After Smith spoke with the FAA and asked questions, a day or two later, the Nebraska Department of Transportation received a call about the bids to see what the problem is, Aguallo said.
“We think we stirred the pot a little bit and they’re thinking of us,” he said. “We’re going to keep fighting.”
Former Delta Air Lines executive Steve Dickson has been tapped as the new FAA chief and Fischer sits on the congressional committee that will be questioning. Fischer asked Aguallo for a couple of questions to ask of Dickson.
“She has other questions, but she will give a directed question about our airport,” Aguallo said.
Of concern to Fischer, Smith and Aguallo is whether or not Dickson will continue to support the Essential Air Service program, which Scottsbluff is a part. Aguallo said there are some with the current mindset that one size fits all for airports. This thinking can be detrimental to smaller airports.
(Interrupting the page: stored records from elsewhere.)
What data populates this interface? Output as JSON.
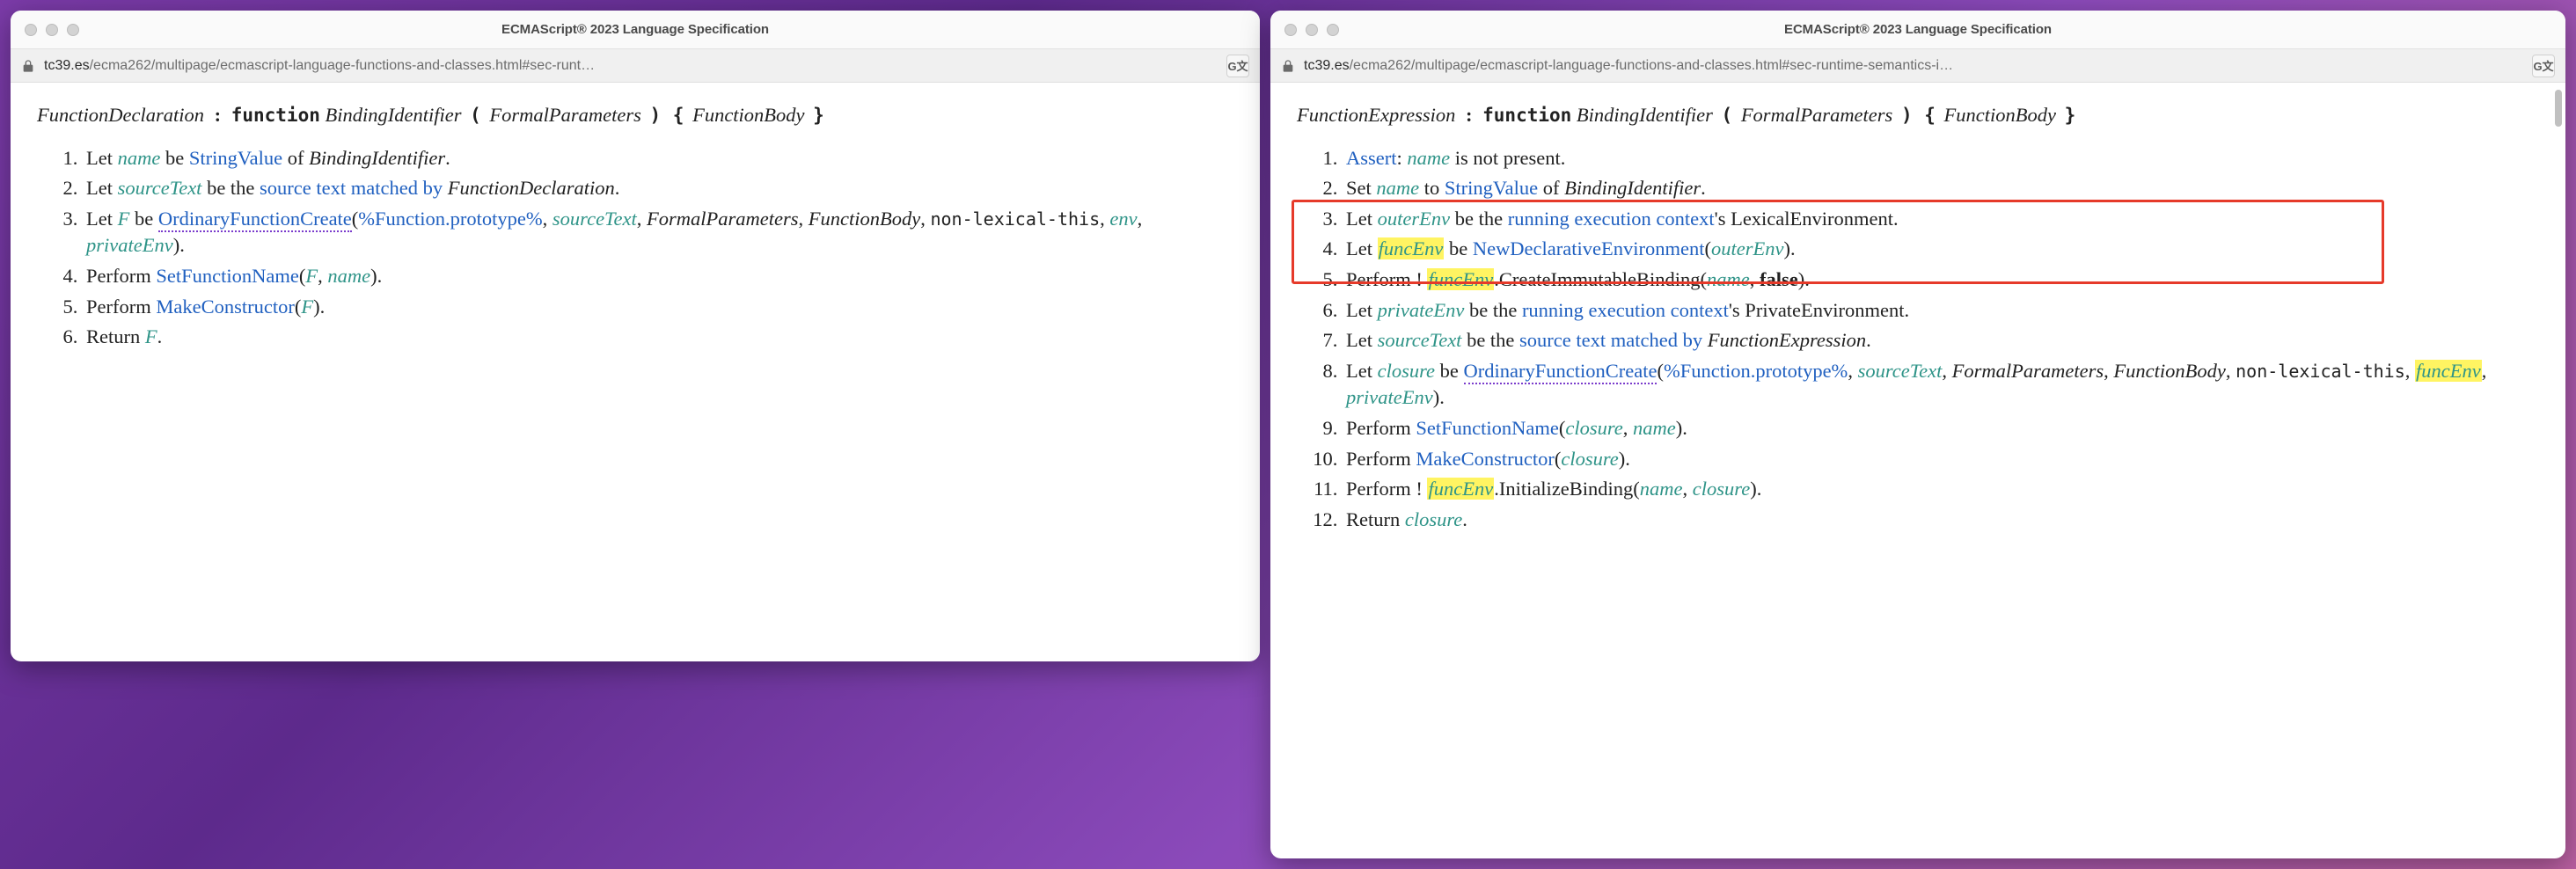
{
  "left": {
    "title": "ECMAScript® 2023 Language Specification",
    "url_host": "tc39.es",
    "url_path": "/ecma262/multipage/ecmascript-language-functions-and-classes.html#sec-runt…",
    "production": {
      "lhs": "FunctionDeclaration",
      "keyword": "function",
      "p1": "BindingIdentifier",
      "p2": "FormalParameters",
      "p3": "FunctionBody"
    },
    "steps": [
      {
        "pre": "Let ",
        "var1": "name",
        "mid1": " be ",
        "link1": "StringValue",
        "mid2": " of ",
        "ital1": "BindingIdentifier",
        "post": "."
      },
      {
        "pre": "Let ",
        "var1": "sourceText",
        "mid1": " be the ",
        "link1": "source text matched by",
        "mid2": " ",
        "ital1": "FunctionDeclaration",
        "post": "."
      },
      {
        "pre": "Let ",
        "var1": "F",
        "mid1": " be ",
        "link_wavy": "OrdinaryFunctionCreate",
        "args_open": "(",
        "link2": "%Function.prototype%",
        "c1": ", ",
        "var2": "sourceText",
        "c2": ", ",
        "ital2": "FormalParameters",
        "c3": ", ",
        "ital3": "FunctionBody",
        "c4": ", ",
        "mono1": "non-lexical-this",
        "c5": ", ",
        "var3": "env",
        "c6": ", ",
        "var4": "privateEnv",
        "args_close": ").",
        "wrap": true
      },
      {
        "pre": "Perform ",
        "link1": "SetFunctionName",
        "args_open": "(",
        "var1": "F",
        "c1": ", ",
        "var2": "name",
        "args_close": ")."
      },
      {
        "pre": "Perform ",
        "link1": "MakeConstructor",
        "args_open": "(",
        "var1": "F",
        "args_close": ")."
      },
      {
        "pre": "Return ",
        "var1": "F",
        "post": "."
      }
    ]
  },
  "right": {
    "title": "ECMAScript® 2023 Language Specification",
    "url_host": "tc39.es",
    "url_path": "/ecma262/multipage/ecmascript-language-functions-and-classes.html#sec-runtime-semantics-i…",
    "production": {
      "lhs": "FunctionExpression",
      "keyword": "function",
      "p1": "BindingIdentifier",
      "p2": "FormalParameters",
      "p3": "FunctionBody"
    },
    "steps": [
      {
        "link1": "Assert",
        "mid1": ": ",
        "var1": "name",
        "post": " is not present."
      },
      {
        "pre": "Set ",
        "var1": "name",
        "mid1": " to ",
        "link1": "StringValue",
        "mid2": " of ",
        "ital1": "BindingIdentifier",
        "post": "."
      },
      {
        "pre": "Let ",
        "var1": "outerEnv",
        "mid1": " be the ",
        "link1": "running execution context",
        "post": "'s LexicalEnvironment."
      },
      {
        "pre": "Let ",
        "hlvar1": "funcEnv",
        "mid1": " be ",
        "link1": "NewDeclarativeEnvironment",
        "args_open": "(",
        "var2": "outerEnv",
        "args_close": ")."
      },
      {
        "pre": "Perform ! ",
        "hlvar1": "funcEnv",
        "mid1": ".CreateImmutableBinding(",
        "var2": "name",
        "c1": ", ",
        "bold1": "false",
        "args_close": ")."
      },
      {
        "pre": "Let ",
        "var1": "privateEnv",
        "mid1": " be the ",
        "link1": "running execution context",
        "post": "'s PrivateEnvironment."
      },
      {
        "pre": "Let ",
        "var1": "sourceText",
        "mid1": " be the ",
        "link1": "source text matched by",
        "mid2": " ",
        "ital1": "FunctionExpression",
        "post": "."
      },
      {
        "pre": "Let ",
        "var1": "closure",
        "mid1": " be ",
        "link_wavy": "OrdinaryFunctionCreate",
        "args_open": "(",
        "link2": "%Function.prototype%",
        "c1": ", ",
        "var2": "sourceText",
        "c2": ", ",
        "ital2": "FormalParameters",
        "c3": ", ",
        "ital3": "FunctionBody",
        "c4": ", ",
        "mono1": "non-lexical-this",
        "c5": ", ",
        "hlvar2": "funcEnv",
        "c6": ", ",
        "var4": "privateEnv",
        "args_close": ").",
        "wrap": true
      },
      {
        "pre": "Perform ",
        "link1": "SetFunctionName",
        "args_open": "(",
        "var1": "closure",
        "c1": ", ",
        "var2": "name",
        "args_close": ")."
      },
      {
        "pre": "Perform ",
        "link1": "MakeConstructor",
        "args_open": "(",
        "var1": "closure",
        "args_close": ")."
      },
      {
        "pre": "Perform ! ",
        "hlvar1": "funcEnv",
        "mid1": ".InitializeBinding(",
        "var1": "name",
        "c1": ", ",
        "var2": "closure",
        "args_close": ")."
      },
      {
        "pre": "Return ",
        "var1": "closure",
        "post": "."
      }
    ]
  },
  "translate_label": "G文"
}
Runway 5-23 is a good example.
“They would never go to Denver and tell them they don’t need a crosswind (runway) because Denver doesn’t need funding,” Aguallo said. “They’re not going to like me when we’re done with this, but that’s OK.”
The federal Department of Transportation announced on Wednesday three Nebraska airports will be awarded supplemental discretionary grants. The grants will support improvements and rehabilitation of the airports’ runways. The airports are Gordon Municipal Airport (Gordon), $1.5 million, Red Cloud Municipal Airport (Red Cloud), $3.21 million and Thomas County Airport (Thedford), $4.365 million.